***** Supplied records *****

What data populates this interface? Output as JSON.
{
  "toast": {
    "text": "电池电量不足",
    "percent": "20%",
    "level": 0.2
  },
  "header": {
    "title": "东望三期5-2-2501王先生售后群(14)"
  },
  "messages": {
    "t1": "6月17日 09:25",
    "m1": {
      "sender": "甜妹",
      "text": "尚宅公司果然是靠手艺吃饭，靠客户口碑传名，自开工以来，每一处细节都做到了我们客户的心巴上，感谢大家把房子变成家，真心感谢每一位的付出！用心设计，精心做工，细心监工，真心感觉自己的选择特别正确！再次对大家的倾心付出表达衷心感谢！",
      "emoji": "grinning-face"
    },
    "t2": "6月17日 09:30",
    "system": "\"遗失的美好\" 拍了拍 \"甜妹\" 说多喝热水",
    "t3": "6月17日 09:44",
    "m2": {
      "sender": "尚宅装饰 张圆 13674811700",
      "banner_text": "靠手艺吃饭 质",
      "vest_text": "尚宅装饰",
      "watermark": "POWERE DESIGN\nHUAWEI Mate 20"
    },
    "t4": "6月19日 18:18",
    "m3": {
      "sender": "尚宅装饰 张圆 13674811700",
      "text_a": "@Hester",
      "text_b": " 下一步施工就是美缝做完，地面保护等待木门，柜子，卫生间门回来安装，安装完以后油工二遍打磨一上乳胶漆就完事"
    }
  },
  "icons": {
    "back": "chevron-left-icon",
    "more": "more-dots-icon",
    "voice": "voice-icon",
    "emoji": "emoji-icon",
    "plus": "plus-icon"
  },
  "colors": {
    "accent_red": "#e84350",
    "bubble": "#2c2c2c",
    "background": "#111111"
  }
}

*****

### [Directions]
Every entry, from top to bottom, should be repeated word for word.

### [Expected answer]
What data populates this interface? Output as JSON.
{
  "toast": {
    "text": "电池电量不足",
    "percent": "20%",
    "level": 0.2
  },
  "header": {
    "title": "东望三期5-2-2501王先生售后群(14)"
  },
  "messages": {
    "t1": "6月17日 09:25",
    "m1": {
      "sender": "甜妹",
      "text": "尚宅公司果然是靠手艺吃饭，靠客户口碑传名，自开工以来，每一处细节都做到了我们客户的心巴上，感谢大家把房子变成家，真心感谢每一位的付出！用心设计，精心做工，细心监工，真心感觉自己的选择特别正确！再次对大家的倾心付出表达衷心感谢！",
      "emoji": "grinning-face"
    },
    "t2": "6月17日 09:30",
    "system": "\"遗失的美好\" 拍了拍 \"甜妹\" 说多喝热水",
    "t3": "6月17日 09:44",
    "m2": {
      "sender": "尚宅装饰 张圆 13674811700",
      "banner_text": "靠手艺吃饭 质",
      "vest_text": "尚宅装饰",
      "watermark": "POWERE DESIGN\nHUAWEI Mate 20"
    },
    "t4": "6月19日 18:18",
    "m3": {
      "sender": "尚宅装饰 张圆 13674811700",
      "text_a": "@Hester",
      "text_b": " 下一步施工就是美缝做完，地面保护等待木门，柜子，卫生间门回来安装，安装完以后油工二遍打磨一上乳胶漆就完事"
    }
  },
  "icons": {
    "back": "chevron-left-icon",
    "more": "more-dots-icon",
    "voice": "voice-icon",
    "emoji": "emoji-icon",
    "plus": "plus-icon"
  },
  "colors": {
    "accent_red": "#e84350",
    "bubble": "#2c2c2c",
    "background": "#111111"
  }
}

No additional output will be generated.